This story is part of, CNET's complete coverage from and about Apple's annual developers conference.
There's never been a better time to be a young programmer.
At its Worldwide Developers Conference on Monday, Apple debuted a new tutorial app for iPads called Swift Playgrounds that will ship this fall. Students learn basic programming instructions to control an animated character named Byte, like writing for loops that get Byte to repeat his gem-collecting actions. At the heart of the app is Apple's Swift programming language, which the company urges programmers to use when writing software for Macs, iPhones and other Apple devices.

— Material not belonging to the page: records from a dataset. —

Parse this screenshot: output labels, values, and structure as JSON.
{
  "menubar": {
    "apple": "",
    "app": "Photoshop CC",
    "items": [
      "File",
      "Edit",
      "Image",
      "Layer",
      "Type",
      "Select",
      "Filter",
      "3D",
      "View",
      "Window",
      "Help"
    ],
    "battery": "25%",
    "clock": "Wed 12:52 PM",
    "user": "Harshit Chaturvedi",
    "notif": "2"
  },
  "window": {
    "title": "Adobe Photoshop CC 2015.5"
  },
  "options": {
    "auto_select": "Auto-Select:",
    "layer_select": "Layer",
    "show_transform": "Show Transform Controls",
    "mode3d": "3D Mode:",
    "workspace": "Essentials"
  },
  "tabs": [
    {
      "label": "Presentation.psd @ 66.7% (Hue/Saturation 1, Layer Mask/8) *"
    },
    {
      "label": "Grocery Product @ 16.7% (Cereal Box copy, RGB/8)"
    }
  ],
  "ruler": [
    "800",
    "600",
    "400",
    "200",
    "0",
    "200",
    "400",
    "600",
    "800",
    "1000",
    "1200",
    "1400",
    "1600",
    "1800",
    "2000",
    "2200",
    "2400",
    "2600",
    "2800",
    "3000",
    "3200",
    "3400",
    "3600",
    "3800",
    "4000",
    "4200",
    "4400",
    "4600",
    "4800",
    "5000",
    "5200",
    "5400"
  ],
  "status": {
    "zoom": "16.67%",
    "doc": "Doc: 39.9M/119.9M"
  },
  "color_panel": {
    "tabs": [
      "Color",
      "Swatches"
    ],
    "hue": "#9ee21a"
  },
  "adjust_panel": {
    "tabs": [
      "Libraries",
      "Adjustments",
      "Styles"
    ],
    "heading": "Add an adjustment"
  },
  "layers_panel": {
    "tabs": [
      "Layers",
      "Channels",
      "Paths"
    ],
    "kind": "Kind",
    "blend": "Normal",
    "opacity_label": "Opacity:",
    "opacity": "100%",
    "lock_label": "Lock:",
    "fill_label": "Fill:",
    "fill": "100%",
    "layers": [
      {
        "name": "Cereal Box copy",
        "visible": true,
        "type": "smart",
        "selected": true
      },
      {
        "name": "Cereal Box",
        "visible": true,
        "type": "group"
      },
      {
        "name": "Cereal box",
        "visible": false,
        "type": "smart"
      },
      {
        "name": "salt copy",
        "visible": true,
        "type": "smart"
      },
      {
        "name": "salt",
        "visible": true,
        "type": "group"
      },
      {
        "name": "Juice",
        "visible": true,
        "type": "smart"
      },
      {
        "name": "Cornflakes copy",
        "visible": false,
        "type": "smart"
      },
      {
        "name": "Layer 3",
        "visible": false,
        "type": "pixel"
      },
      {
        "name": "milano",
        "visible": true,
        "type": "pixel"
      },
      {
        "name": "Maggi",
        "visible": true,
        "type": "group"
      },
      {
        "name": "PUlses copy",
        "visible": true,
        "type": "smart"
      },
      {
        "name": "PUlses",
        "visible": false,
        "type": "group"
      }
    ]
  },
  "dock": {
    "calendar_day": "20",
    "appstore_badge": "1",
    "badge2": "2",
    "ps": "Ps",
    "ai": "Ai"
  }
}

"Because Swift is so easy to learn, it has the potential to bring many more people into coding," Apple Chief Executive Tim Cook said. "Swift Playgrounds will revolutionize how people learn to code."

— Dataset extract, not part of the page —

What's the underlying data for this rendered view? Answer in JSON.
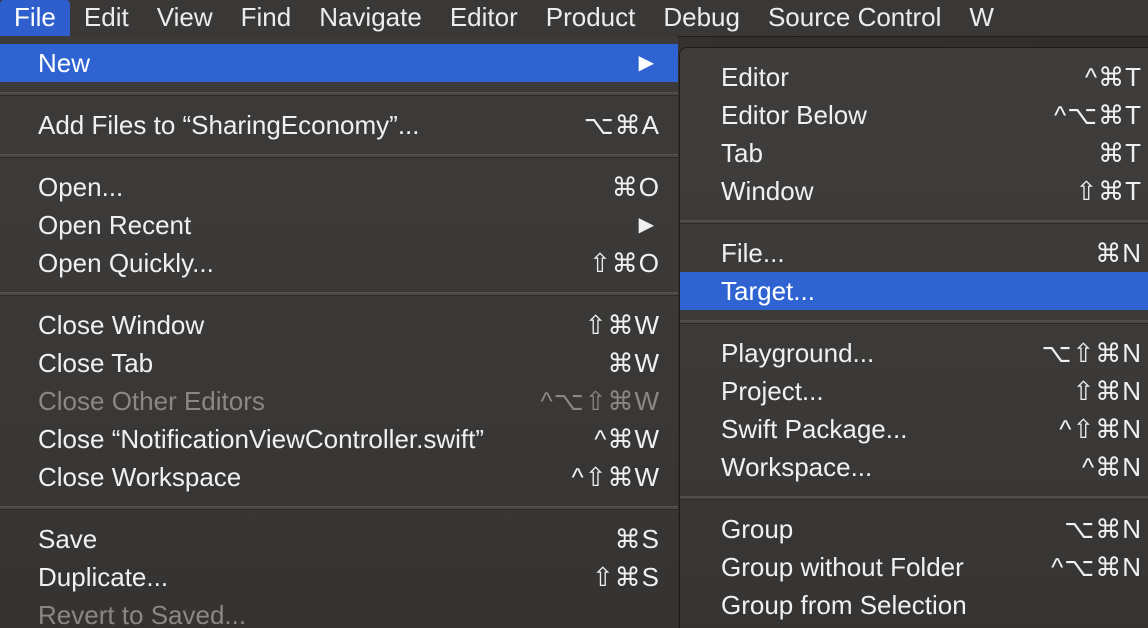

Cook sounds earnest about his company's efforts to improve computer literacy and seemed genuinely pleased that WWDC's youngest attendee is 9 years old. But there are sound business reasons for the push, too. Two of the company's top rivals, Google and Microsoft, are trying hard to attract the attention of bright young coders. Today's primary-school students are tomorrow's college students, engineers and business decision-makers, and making a good impression on them now can pay dividends for decades to come.
Google and Microsoft also eager

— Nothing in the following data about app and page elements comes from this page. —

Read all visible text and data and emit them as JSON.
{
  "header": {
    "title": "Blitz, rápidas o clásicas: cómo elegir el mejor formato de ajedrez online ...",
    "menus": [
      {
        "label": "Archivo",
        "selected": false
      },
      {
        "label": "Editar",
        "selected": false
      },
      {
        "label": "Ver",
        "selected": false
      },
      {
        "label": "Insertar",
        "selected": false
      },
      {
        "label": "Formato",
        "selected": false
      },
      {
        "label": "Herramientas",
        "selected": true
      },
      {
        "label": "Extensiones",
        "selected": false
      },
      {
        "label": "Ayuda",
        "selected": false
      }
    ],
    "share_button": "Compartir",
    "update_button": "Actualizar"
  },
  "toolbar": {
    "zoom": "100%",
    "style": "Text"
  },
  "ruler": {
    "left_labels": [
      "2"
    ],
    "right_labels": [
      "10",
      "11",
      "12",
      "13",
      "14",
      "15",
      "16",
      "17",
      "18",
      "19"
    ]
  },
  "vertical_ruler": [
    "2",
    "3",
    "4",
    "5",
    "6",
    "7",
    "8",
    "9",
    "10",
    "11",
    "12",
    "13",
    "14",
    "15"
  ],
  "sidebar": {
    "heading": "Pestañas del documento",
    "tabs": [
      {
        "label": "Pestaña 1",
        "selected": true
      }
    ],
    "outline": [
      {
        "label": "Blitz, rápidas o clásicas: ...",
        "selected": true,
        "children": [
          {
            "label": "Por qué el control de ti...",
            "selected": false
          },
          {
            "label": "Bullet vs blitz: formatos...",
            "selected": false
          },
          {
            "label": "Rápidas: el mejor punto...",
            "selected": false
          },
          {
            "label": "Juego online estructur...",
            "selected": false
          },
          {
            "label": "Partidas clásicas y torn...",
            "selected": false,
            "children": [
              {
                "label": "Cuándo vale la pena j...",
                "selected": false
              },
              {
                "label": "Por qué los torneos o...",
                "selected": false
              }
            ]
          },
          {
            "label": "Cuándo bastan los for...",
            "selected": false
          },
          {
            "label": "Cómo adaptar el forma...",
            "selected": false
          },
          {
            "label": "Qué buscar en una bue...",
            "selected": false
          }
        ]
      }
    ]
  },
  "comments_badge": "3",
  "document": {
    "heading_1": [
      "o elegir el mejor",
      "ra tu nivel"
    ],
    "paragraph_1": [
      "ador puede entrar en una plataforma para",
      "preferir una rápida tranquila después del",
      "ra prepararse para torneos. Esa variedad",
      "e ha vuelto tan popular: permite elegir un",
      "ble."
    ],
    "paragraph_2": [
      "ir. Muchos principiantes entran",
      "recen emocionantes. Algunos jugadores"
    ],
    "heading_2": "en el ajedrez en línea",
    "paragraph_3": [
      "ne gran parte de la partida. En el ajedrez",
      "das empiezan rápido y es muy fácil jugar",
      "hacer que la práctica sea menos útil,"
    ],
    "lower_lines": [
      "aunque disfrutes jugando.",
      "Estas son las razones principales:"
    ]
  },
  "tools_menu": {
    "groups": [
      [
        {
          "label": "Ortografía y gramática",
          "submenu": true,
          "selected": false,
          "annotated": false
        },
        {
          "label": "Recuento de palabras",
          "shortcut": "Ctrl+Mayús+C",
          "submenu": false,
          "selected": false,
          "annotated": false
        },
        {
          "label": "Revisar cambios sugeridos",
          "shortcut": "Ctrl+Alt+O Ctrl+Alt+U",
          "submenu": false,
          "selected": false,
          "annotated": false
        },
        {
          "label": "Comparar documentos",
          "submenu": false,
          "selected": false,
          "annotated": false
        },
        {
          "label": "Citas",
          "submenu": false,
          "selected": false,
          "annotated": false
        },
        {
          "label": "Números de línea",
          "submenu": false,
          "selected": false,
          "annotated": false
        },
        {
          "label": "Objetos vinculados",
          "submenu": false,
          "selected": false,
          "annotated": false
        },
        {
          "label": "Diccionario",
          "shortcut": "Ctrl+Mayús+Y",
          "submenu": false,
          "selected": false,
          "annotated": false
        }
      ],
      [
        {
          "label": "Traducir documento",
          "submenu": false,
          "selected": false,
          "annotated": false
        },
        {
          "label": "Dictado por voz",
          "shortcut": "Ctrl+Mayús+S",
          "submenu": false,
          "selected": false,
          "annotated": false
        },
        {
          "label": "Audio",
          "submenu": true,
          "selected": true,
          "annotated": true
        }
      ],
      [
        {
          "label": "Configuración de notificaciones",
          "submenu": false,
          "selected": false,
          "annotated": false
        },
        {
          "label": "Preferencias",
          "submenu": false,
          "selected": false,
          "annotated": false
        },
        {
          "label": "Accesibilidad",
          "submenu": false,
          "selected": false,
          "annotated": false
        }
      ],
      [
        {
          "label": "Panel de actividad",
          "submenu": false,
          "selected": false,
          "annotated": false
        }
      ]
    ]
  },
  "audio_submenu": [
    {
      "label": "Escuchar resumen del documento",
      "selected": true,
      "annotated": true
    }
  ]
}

Microsoft is testing Minecraft Education Edition, a school-specific variation of its immensely popular video game. Schools already have embraced Minecraft's blocky and endlessly adaptable virtual world to teach everything from math to art history, but it's particularly popular because curious and motivated kids often teach themselves to take advantage of Minecraft's programmability.
And then there's Google's cooperation with the Massachusetts Institute of Technology on a new version of the popular Scratch tool for introductory programming. MIT is upgrading Scratch so it can run in browsers and mobile devices.
Swift Playgrounds has slick animated 3D graphics but hearkens back to the 1960s programming language Logo that let kids control an on-screen or robot turtle. It was a popular education market option in the 1980s on the Apple II computers that vaulted the company to business success.
Apple's approach emphasizes nuts-and-bolts programming concepts like if-then-else conditionals and the difference between text and numeric variable types. But Apple's rivals are starting at an even more basic level, said Jonathan Eunice, an independent developer and consultant who's also helped younger coders through the Codementor service.
"The Google and Minecraft work seems to me much more in line with that next-gen vibe of 'teach the kids the concepts,'" Eunice said. In contrast, tools like Swift Playgrounds are easy to set up and produce results almost immediately, but still appeal to people who have already decided they want to program.
There's another new dimension to today's programming lessons: hardware.
With the $35 Raspberry Pi, a capable computer the size of a credit card, schools and students can tinker with hardware without breaking the bank. The Raspberry Pi's core purpose is to get more students into programming, but it does so by offering hands-on physical activities like controlling LED lights and gathering weather data from electronic sensors.
That's well-suited to today's students.
"Young or new programmers are infinitely more ambitious" nowadays, Eunice said. "They often want to build something of substance," including software that incorporates data from the outside world or that controls robots and cameras.
Apple offers discounts to educational customers, and the physical intuitiveness of iPads can be great for young children. But Apple has plenty of competition at schools. Chromebooks, inexpensive laptops powered by Google's Chrome OS software, have surpassed Apple Macs and iPads as well as Windows computers in recent purchases by US schools.
Part of the Chromebook appeal is that Google offers schools free use of its Google Apps services, which combine tools like Gmail and Calendar with its browser-based tools for word processing, presentations and spreadsheets. And Microsoft, trying to keep up with the Joneses, offers its online version of Office free to schools and students.
But educators should be careful about committing to today's freebies. Software moves fast, and today's tech giants can lose interest in their own projects.
For example, Google hoped to tap into the Raspberry Pi excitement with a project called Coder designed to introduce students to the basics of web programming. But with no updates in the last year, the project is languishing.
But guess what? Nothing is perfect. The reality is that kids and schools embracing coding have better choices than ever.